• [TRY IT]:
No pictures, nothing altered: return the data below.

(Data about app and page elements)
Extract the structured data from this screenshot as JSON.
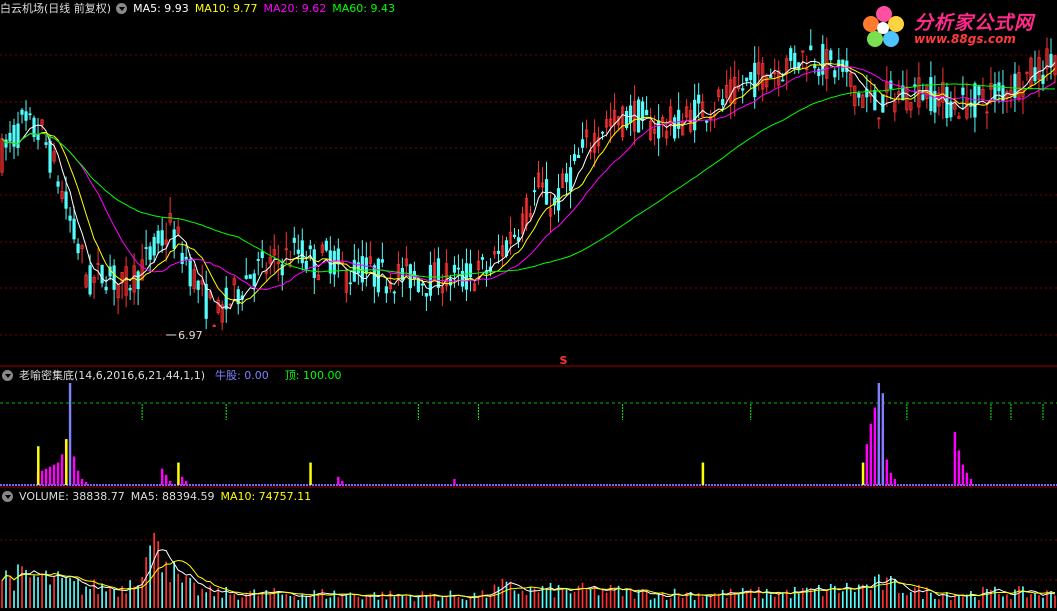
{
  "header_main": {
    "title": "白云机场(日线 前复权)",
    "ma5": "MA5: 9.93",
    "ma10": "MA10: 9.77",
    "ma20": "MA20: 9.62",
    "ma60": "MA60: 9.43"
  },
  "header_ind": {
    "title": "老喻密集底(14,6,2016,6,21,44,1,1)",
    "niugu": "牛股: 0.00",
    "ding": "顶: 100.00"
  },
  "header_vol": {
    "volume": "VOLUME: 38838.77",
    "ma5": "MA5: 88394.59",
    "ma10": "MA10: 74757.11"
  },
  "low_label": "6.97",
  "signal_label": "S",
  "logo": {
    "title": "分析家公式网",
    "url": "www.88gs.com"
  },
  "colors": {
    "up": "#ff3232",
    "down": "#54fcfc",
    "ma5": "#ffffff",
    "ma10": "#ffff00",
    "ma20": "#ff00ff",
    "ma60": "#00ff00",
    "pink_bar": "#ff00ff",
    "blue_bar": "#8080ff",
    "yellow_bar": "#ffff00",
    "grid": "#7a0000"
  },
  "chart_data": [
    {
      "type": "candlestick",
      "title": "白云机场(日线 前复权)",
      "price_anchors": [
        [
          0,
          9.2
        ],
        [
          5,
          9.55
        ],
        [
          10,
          9.45
        ],
        [
          14,
          8.9
        ],
        [
          18,
          8.2
        ],
        [
          22,
          7.6
        ],
        [
          26,
          7.75
        ],
        [
          30,
          7.55
        ],
        [
          34,
          7.75
        ],
        [
          38,
          8.0
        ],
        [
          42,
          8.3
        ],
        [
          46,
          7.9
        ],
        [
          50,
          7.45
        ],
        [
          54,
          7.2
        ],
        [
          58,
          7.45
        ],
        [
          62,
          7.75
        ],
        [
          66,
          7.8
        ],
        [
          70,
          7.9
        ],
        [
          74,
          8.0
        ],
        [
          78,
          7.85
        ],
        [
          82,
          7.95
        ],
        [
          86,
          7.7
        ],
        [
          90,
          7.8
        ],
        [
          94,
          7.7
        ],
        [
          98,
          7.7
        ],
        [
          102,
          7.7
        ],
        [
          106,
          7.65
        ],
        [
          110,
          7.7
        ],
        [
          114,
          7.65
        ],
        [
          118,
          7.72
        ],
        [
          122,
          7.8
        ],
        [
          126,
          8.1
        ],
        [
          130,
          8.4
        ],
        [
          134,
          8.8
        ],
        [
          138,
          8.55
        ],
        [
          142,
          8.95
        ],
        [
          146,
          9.3
        ],
        [
          150,
          9.55
        ],
        [
          154,
          9.6
        ],
        [
          158,
          9.7
        ],
        [
          162,
          9.55
        ],
        [
          166,
          9.55
        ],
        [
          170,
          9.6
        ],
        [
          174,
          9.75
        ],
        [
          178,
          9.8
        ],
        [
          182,
          9.9
        ],
        [
          186,
          10.05
        ],
        [
          190,
          10.2
        ],
        [
          194,
          10.25
        ],
        [
          198,
          10.35
        ],
        [
          202,
          10.45
        ],
        [
          206,
          10.3
        ],
        [
          210,
          10.2
        ],
        [
          214,
          9.95
        ],
        [
          218,
          9.8
        ],
        [
          222,
          9.9
        ],
        [
          226,
          9.95
        ],
        [
          230,
          10.0
        ],
        [
          234,
          9.9
        ],
        [
          238,
          9.8
        ],
        [
          242,
          9.85
        ],
        [
          246,
          9.9
        ],
        [
          250,
          10.0
        ],
        [
          254,
          10.1
        ],
        [
          258,
          10.2
        ],
        [
          262,
          10.35
        ],
        [
          263,
          10.4
        ]
      ],
      "ma5": 9.93,
      "ma10": 9.77,
      "ma20": 9.62,
      "ma60": 9.43,
      "low": 6.97,
      "ylim": [
        6.6,
        10.9
      ],
      "bars": 264
    },
    {
      "type": "bar",
      "title": "老喻密集底(14,6,2016,6,21,44,1,1)",
      "niugu": 0.0,
      "ding": 100.0,
      "ylim": [
        0,
        100
      ],
      "pink_bars": [
        [
          9,
          12
        ],
        [
          10,
          14
        ],
        [
          11,
          16
        ],
        [
          12,
          18
        ],
        [
          13,
          20
        ],
        [
          14,
          22
        ],
        [
          15,
          30
        ],
        [
          16,
          45
        ],
        [
          18,
          28
        ],
        [
          19,
          14
        ],
        [
          20,
          6
        ],
        [
          21,
          3
        ],
        [
          40,
          16
        ],
        [
          41,
          10
        ],
        [
          42,
          4
        ],
        [
          45,
          8
        ],
        [
          46,
          4
        ],
        [
          84,
          8
        ],
        [
          85,
          4
        ],
        [
          113,
          6
        ],
        [
          216,
          40
        ],
        [
          217,
          60
        ],
        [
          218,
          76
        ],
        [
          219,
          80
        ],
        [
          220,
          55
        ],
        [
          221,
          25
        ],
        [
          222,
          12
        ],
        [
          223,
          6
        ],
        [
          238,
          52
        ],
        [
          239,
          34
        ],
        [
          240,
          20
        ],
        [
          241,
          12
        ],
        [
          242,
          6
        ]
      ],
      "blue_bars": [
        [
          17,
          100
        ],
        [
          219,
          100
        ],
        [
          220,
          90
        ]
      ],
      "yellow_bars": [
        [
          9,
          38
        ],
        [
          16,
          45
        ],
        [
          44,
          22
        ],
        [
          77,
          22
        ],
        [
          175,
          22
        ],
        [
          215,
          22
        ]
      ],
      "top_markers": [
        35,
        56,
        104,
        119,
        155,
        187,
        226,
        247,
        252,
        260
      ]
    },
    {
      "type": "bar",
      "title": "VOLUME",
      "volume": 38838.77,
      "ma5": 88394.59,
      "ma10": 74757.11,
      "ylim": [
        0,
        300000
      ],
      "volume_anchors": [
        [
          0,
          90000
        ],
        [
          10,
          85000
        ],
        [
          20,
          60000
        ],
        [
          30,
          55000
        ],
        [
          38,
          165000
        ],
        [
          39,
          260000
        ],
        [
          40,
          170000
        ],
        [
          44,
          75000
        ],
        [
          50,
          45000
        ],
        [
          60,
          40000
        ],
        [
          80,
          40000
        ],
        [
          100,
          35000
        ],
        [
          120,
          35000
        ],
        [
          125,
          60000
        ],
        [
          130,
          50000
        ],
        [
          140,
          50000
        ],
        [
          150,
          50000
        ],
        [
          160,
          42000
        ],
        [
          180,
          40000
        ],
        [
          200,
          45000
        ],
        [
          215,
          60000
        ],
        [
          220,
          70000
        ],
        [
          230,
          45000
        ],
        [
          240,
          40000
        ],
        [
          250,
          45000
        ],
        [
          263,
          38838.77
        ]
      ]
    }
  ]
}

• [THE ANSWER]:
Extract the structured data from this screenshot as JSON.
{
  "header_main": {
    "title": "白云机场(日线 前复权)",
    "ma5": "MA5: 9.93",
    "ma10": "MA10: 9.77",
    "ma20": "MA20: 9.62",
    "ma60": "MA60: 9.43"
  },
  "header_ind": {
    "title": "老喻密集底(14,6,2016,6,21,44,1,1)",
    "niugu": "牛股: 0.00",
    "ding": "顶: 100.00"
  },
  "header_vol": {
    "volume": "VOLUME: 38838.77",
    "ma5": "MA5: 88394.59",
    "ma10": "MA10: 74757.11"
  },
  "low_label": "6.97",
  "signal_label": "S",
  "logo": {
    "title": "分析家公式网",
    "url": "www.88gs.com"
  },
  "colors": {
    "up": "#ff3232",
    "down": "#54fcfc",
    "ma5": "#ffffff",
    "ma10": "#ffff00",
    "ma20": "#ff00ff",
    "ma60": "#00ff00",
    "pink_bar": "#ff00ff",
    "blue_bar": "#8080ff",
    "yellow_bar": "#ffff00",
    "grid": "#7a0000"
  },
  "chart_data": [
    {
      "type": "candlestick",
      "title": "白云机场(日线 前复权)",
      "price_anchors": [
        [
          0,
          9.2
        ],
        [
          5,
          9.55
        ],
        [
          10,
          9.45
        ],
        [
          14,
          8.9
        ],
        [
          18,
          8.2
        ],
        [
          22,
          7.6
        ],
        [
          26,
          7.75
        ],
        [
          30,
          7.55
        ],
        [
          34,
          7.75
        ],
        [
          38,
          8.0
        ],
        [
          42,
          8.3
        ],
        [
          46,
          7.9
        ],
        [
          50,
          7.45
        ],
        [
          54,
          7.2
        ],
        [
          58,
          7.45
        ],
        [
          62,
          7.75
        ],
        [
          66,
          7.8
        ],
        [
          70,
          7.9
        ],
        [
          74,
          8.0
        ],
        [
          78,
          7.85
        ],
        [
          82,
          7.95
        ],
        [
          86,
          7.7
        ],
        [
          90,
          7.8
        ],
        [
          94,
          7.7
        ],
        [
          98,
          7.7
        ],
        [
          102,
          7.7
        ],
        [
          106,
          7.65
        ],
        [
          110,
          7.7
        ],
        [
          114,
          7.65
        ],
        [
          118,
          7.72
        ],
        [
          122,
          7.8
        ],
        [
          126,
          8.1
        ],
        [
          130,
          8.4
        ],
        [
          134,
          8.8
        ],
        [
          138,
          8.55
        ],
        [
          142,
          8.95
        ],
        [
          146,
          9.3
        ],
        [
          150,
          9.55
        ],
        [
          154,
          9.6
        ],
        [
          158,
          9.7
        ],
        [
          162,
          9.55
        ],
        [
          166,
          9.55
        ],
        [
          170,
          9.6
        ],
        [
          174,
          9.75
        ],
        [
          178,
          9.8
        ],
        [
          182,
          9.9
        ],
        [
          186,
          10.05
        ],
        [
          190,
          10.2
        ],
        [
          194,
          10.25
        ],
        [
          198,
          10.35
        ],
        [
          202,
          10.45
        ],
        [
          206,
          10.3
        ],
        [
          210,
          10.2
        ],
        [
          214,
          9.95
        ],
        [
          218,
          9.8
        ],
        [
          222,
          9.9
        ],
        [
          226,
          9.95
        ],
        [
          230,
          10.0
        ],
        [
          234,
          9.9
        ],
        [
          238,
          9.8
        ],
        [
          242,
          9.85
        ],
        [
          246,
          9.9
        ],
        [
          250,
          10.0
        ],
        [
          254,
          10.1
        ],
        [
          258,
          10.2
        ],
        [
          262,
          10.35
        ],
        [
          263,
          10.4
        ]
      ],
      "ma5": 9.93,
      "ma10": 9.77,
      "ma20": 9.62,
      "ma60": 9.43,
      "low": 6.97,
      "ylim": [
        6.6,
        10.9
      ],
      "bars": 264
    },
    {
      "type": "bar",
      "title": "老喻密集底(14,6,2016,6,21,44,1,1)",
      "niugu": 0.0,
      "ding": 100.0,
      "ylim": [
        0,
        100
      ],
      "pink_bars": [
        [
          9,
          12
        ],
        [
          10,
          14
        ],
        [
          11,
          16
        ],
        [
          12,
          18
        ],
        [
          13,
          20
        ],
        [
          14,
          22
        ],
        [
          15,
          30
        ],
        [
          16,
          45
        ],
        [
          18,
          28
        ],
        [
          19,
          14
        ],
        [
          20,
          6
        ],
        [
          21,
          3
        ],
        [
          40,
          16
        ],
        [
          41,
          10
        ],
        [
          42,
          4
        ],
        [
          45,
          8
        ],
        [
          46,
          4
        ],
        [
          84,
          8
        ],
        [
          85,
          4
        ],
        [
          113,
          6
        ],
        [
          216,
          40
        ],
        [
          217,
          60
        ],
        [
          218,
          76
        ],
        [
          219,
          80
        ],
        [
          220,
          55
        ],
        [
          221,
          25
        ],
        [
          222,
          12
        ],
        [
          223,
          6
        ],
        [
          238,
          52
        ],
        [
          239,
          34
        ],
        [
          240,
          20
        ],
        [
          241,
          12
        ],
        [
          242,
          6
        ]
      ],
      "blue_bars": [
        [
          17,
          100
        ],
        [
          219,
          100
        ],
        [
          220,
          90
        ]
      ],
      "yellow_bars": [
        [
          9,
          38
        ],
        [
          16,
          45
        ],
        [
          44,
          22
        ],
        [
          77,
          22
        ],
        [
          175,
          22
        ],
        [
          215,
          22
        ]
      ],
      "top_markers": [
        35,
        56,
        104,
        119,
        155,
        187,
        226,
        247,
        252,
        260
      ]
    },
    {
      "type": "bar",
      "title": "VOLUME",
      "volume": 38838.77,
      "ma5": 88394.59,
      "ma10": 74757.11,
      "ylim": [
        0,
        300000
      ],
      "volume_anchors": [
        [
          0,
          90000
        ],
        [
          10,
          85000
        ],
        [
          20,
          60000
        ],
        [
          30,
          55000
        ],
        [
          38,
          165000
        ],
        [
          39,
          260000
        ],
        [
          40,
          170000
        ],
        [
          44,
          75000
        ],
        [
          50,
          45000
        ],
        [
          60,
          40000
        ],
        [
          80,
          40000
        ],
        [
          100,
          35000
        ],
        [
          120,
          35000
        ],
        [
          125,
          60000
        ],
        [
          130,
          50000
        ],
        [
          140,
          50000
        ],
        [
          150,
          50000
        ],
        [
          160,
          42000
        ],
        [
          180,
          40000
        ],
        [
          200,
          45000
        ],
        [
          215,
          60000
        ],
        [
          220,
          70000
        ],
        [
          230,
          45000
        ],
        [
          240,
          40000
        ],
        [
          250,
          45000
        ],
        [
          263,
          38838.77
        ]
      ]
    }
  ]
}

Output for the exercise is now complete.